And ULA’s 2015 launch calendar begins tonight with a milestone launch for the US Navy that also marks the 200th launch overall of the venerable Atlas-Centaur rocket that has a renowned history dating back some 52 years to 1962 with multiple variations.
And tonight’s blastoff of the Multi-User Objective System (MUOS-3) satellite for the US Navy involves using the most powerful variant of the rocket, known as the Atlas V 551.
Liftoff of MUOS-3 is set for 7:43 p.m. EDT from Space Launch Complex-41 at Cape Canaveral Air Force Station in Florida. The launch window extends for 44 minutes and the weather outlook is very favorable. It will be carried live on a ULA webcast.
The second ULA launch of 2015 comes just over 1 week later on January 29, lofting NASA’s SMAP Earth observation satellite on a Delta II rocket from Vandenberg Air Force Base in California.
MUOS is a next-generation narrowband tactical satellite communications system designed to significantly improve ground communications for U.S. forces on the move, according to ULA.
This is the third satellite in the MUOS series and will provide military users 10 times more communications capability over existing systems, including simultaneous voice, video and data, leveraging 3G mobile communications technology.
ULA’s second launch in 2015 thunders aloft from the US West Coast with NASA’s Soil Moisture Active Passive mission (SMAP). It is the first US Earth-observing satellite designed to collect global observations of surface soil moisture.
SMAP will blastoff from Space Launch Complex 2 at Vandenberg AFB at 9:20 a.m. EST (6:20 a.m. PST) on ULA’s Delta II rocket.
“It goes without saying: ULA had a banner year,” Bruno said. “As we look ahead to 2015, we could not be more honored to continue supporting our nation in one of the most technologically complex, critical American needs: affordable, reliable access to space.”
ULA began operations in December 2006 with the merger of the expendable launch vehicle operations of Boeing and Lockheed Martin.
Overall, the 14-mission launch manifest in 2014 included 9 national security space missions, 3 space exploration missions, including NASA’s Orion EFT-1 and 2 commercial missions.
Beyond MUOS-3 and SMAP, the launch manifest on tap for 2015 also includes additional NASA science satellites, an ISS commercial cargo resupply mission as well as more GPS satellites for military and civilian uses and top secret national security launches using the Delta II, Delta IV and the Atlas V boosters.
NASA’s Magnetospheric Multiscale Mission (MMS) to study Earth’s magnetic reconnection is scheduled for launch on an Atlas V 421 booster on March 12 from Cape Canaveral.
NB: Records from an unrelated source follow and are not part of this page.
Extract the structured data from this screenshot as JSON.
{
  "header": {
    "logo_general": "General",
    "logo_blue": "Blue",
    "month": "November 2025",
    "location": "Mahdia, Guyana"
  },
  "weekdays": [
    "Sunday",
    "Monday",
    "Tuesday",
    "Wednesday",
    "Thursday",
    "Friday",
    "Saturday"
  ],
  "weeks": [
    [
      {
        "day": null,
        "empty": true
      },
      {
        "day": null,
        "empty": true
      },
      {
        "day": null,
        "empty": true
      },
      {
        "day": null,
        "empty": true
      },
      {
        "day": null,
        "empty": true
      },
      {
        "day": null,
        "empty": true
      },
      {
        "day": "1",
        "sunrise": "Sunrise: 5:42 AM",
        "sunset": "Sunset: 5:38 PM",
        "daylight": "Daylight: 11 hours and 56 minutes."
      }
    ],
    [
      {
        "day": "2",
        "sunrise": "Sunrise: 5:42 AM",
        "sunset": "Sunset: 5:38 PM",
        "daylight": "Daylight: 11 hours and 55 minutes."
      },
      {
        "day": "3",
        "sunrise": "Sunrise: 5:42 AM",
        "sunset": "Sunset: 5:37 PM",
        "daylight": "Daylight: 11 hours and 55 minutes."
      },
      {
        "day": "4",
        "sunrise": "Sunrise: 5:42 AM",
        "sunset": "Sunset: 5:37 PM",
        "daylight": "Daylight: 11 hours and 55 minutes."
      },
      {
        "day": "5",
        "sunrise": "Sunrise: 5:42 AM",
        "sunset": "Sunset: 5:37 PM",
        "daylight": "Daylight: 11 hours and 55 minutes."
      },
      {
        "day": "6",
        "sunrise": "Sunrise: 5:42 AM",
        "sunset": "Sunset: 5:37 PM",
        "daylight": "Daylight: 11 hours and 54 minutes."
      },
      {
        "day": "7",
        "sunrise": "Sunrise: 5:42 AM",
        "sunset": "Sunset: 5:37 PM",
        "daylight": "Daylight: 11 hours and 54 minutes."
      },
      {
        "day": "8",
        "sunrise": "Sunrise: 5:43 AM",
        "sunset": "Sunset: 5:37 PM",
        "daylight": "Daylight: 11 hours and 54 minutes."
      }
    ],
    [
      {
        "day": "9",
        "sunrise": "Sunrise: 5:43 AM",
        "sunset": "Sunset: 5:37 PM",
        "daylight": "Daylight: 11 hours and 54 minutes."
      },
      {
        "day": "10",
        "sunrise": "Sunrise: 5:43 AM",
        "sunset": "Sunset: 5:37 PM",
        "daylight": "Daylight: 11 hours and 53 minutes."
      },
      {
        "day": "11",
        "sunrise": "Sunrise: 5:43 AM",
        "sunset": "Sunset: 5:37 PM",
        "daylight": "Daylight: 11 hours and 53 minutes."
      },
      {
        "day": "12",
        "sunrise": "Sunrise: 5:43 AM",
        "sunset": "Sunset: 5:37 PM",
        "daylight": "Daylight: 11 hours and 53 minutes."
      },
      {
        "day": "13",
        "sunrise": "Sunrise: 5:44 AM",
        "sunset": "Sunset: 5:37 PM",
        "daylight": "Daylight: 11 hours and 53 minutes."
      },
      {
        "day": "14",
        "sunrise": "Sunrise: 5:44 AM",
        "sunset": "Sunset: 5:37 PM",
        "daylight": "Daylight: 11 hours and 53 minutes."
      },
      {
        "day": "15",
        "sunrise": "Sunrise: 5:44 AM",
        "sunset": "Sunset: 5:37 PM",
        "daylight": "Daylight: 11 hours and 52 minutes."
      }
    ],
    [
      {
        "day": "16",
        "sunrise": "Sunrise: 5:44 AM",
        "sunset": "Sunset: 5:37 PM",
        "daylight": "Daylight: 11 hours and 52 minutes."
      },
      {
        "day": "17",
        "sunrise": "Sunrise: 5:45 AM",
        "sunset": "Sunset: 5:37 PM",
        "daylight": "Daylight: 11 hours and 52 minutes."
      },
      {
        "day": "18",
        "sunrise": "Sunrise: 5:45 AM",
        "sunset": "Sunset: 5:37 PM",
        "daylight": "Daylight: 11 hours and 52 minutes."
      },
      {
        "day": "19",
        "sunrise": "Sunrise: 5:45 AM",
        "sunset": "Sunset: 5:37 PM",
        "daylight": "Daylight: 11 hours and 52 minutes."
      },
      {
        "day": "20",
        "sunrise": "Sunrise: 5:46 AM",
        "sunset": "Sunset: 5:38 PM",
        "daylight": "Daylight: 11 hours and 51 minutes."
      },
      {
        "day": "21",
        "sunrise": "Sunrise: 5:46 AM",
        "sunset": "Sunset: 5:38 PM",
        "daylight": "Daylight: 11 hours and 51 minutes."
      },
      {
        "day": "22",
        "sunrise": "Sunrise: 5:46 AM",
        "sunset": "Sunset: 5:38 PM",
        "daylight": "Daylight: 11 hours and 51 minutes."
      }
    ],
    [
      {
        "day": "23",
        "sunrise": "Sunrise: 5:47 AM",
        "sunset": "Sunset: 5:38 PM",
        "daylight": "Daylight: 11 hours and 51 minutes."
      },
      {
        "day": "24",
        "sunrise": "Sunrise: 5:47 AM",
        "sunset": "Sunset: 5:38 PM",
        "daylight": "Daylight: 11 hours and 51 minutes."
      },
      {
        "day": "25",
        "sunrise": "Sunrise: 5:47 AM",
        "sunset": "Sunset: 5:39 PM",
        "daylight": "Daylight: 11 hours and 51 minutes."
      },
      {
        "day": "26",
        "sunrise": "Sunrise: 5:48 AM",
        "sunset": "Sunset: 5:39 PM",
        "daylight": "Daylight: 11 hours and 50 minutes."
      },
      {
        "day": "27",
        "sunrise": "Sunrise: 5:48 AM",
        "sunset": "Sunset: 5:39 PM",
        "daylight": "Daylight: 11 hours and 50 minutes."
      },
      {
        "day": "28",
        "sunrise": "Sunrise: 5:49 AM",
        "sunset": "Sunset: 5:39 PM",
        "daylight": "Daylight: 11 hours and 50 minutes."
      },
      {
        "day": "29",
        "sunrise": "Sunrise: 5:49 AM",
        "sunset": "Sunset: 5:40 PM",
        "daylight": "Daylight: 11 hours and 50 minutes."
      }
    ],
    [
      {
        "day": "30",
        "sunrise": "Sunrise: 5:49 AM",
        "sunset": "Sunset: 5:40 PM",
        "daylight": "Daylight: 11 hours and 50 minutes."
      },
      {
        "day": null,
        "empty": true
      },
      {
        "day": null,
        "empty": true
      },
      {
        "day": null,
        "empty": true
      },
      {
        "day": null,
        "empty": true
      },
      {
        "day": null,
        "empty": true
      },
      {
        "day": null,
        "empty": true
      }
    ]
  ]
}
See my up close visit with MMS and NASA Administrator Charles Bolden at NASA Goddard Space Flight Center detailed in my story – here.
In March, June and September the GPS 2F-9, 2F-10 and 2F-11 navigation satellites will launch on Delta IV and Atlas V rockets from Cape Canaveral.
Two top secret NRO satellites are set to launch on a Delta IV and Atlas in April and August from Vandenberg.
An Air Force Orbital Test Vehicle (OTV) space plane may launch as soon as May atop an Atlas V from Cape Canaveral.
The MUOS-4 liftoff is set for August on another Atlas from the Cape.
The Morelos 3 communications satellite for the Mexican Ministry of Communications and Transportation is due to launch in October from the Cape.